(Component data from apps and pages)
--
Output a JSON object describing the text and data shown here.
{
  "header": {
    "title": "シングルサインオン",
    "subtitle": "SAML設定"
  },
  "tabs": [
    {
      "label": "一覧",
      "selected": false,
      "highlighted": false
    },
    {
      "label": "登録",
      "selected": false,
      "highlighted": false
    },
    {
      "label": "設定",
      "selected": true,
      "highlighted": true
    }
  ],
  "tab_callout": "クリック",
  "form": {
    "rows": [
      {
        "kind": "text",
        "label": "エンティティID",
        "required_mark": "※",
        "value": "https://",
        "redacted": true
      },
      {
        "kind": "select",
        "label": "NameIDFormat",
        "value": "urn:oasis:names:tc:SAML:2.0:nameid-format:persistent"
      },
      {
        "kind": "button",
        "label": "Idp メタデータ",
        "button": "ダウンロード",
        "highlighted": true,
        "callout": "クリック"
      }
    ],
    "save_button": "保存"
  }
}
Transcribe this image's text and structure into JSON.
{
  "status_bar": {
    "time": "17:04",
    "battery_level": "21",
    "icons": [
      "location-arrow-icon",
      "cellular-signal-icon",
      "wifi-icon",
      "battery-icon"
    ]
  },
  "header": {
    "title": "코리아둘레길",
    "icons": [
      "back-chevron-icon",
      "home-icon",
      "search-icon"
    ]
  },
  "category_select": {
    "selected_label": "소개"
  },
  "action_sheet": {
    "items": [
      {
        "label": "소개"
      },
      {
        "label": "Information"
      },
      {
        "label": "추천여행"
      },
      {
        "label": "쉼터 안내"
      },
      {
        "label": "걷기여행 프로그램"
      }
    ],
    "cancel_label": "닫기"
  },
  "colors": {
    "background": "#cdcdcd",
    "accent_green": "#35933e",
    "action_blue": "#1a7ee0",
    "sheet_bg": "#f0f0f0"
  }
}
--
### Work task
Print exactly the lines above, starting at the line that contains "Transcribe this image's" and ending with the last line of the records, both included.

### Expected answer
Transcribe this image's text and structure into JSON.
{
  "status_bar": {
    "time": "17:04",
    "battery_level": "21",
    "icons": [
      "location-arrow-icon",
      "cellular-signal-icon",
      "wifi-icon",
      "battery-icon"
    ]
  },
  "header": {
    "title": "코리아둘레길",
    "icons": [
      "back-chevron-icon",
      "home-icon",
      "search-icon"
    ]
  },
  "category_select": {
    "selected_label": "소개"
  },
  "action_sheet": {
    "items": [
      {
        "label": "소개"
      },
      {
        "label": "Information"
      },
      {
        "label": "추천여행"
      },
      {
        "label": "쉼터 안내"
      },
      {
        "label": "걷기여행 프로그램"
      }
    ],
    "cancel_label": "닫기"
  },
  "colors": {
    "background": "#cdcdcd",
    "accent_green": "#35933e",
    "action_blue": "#1a7ee0",
    "sheet_bg": "#f0f0f0"
  }
}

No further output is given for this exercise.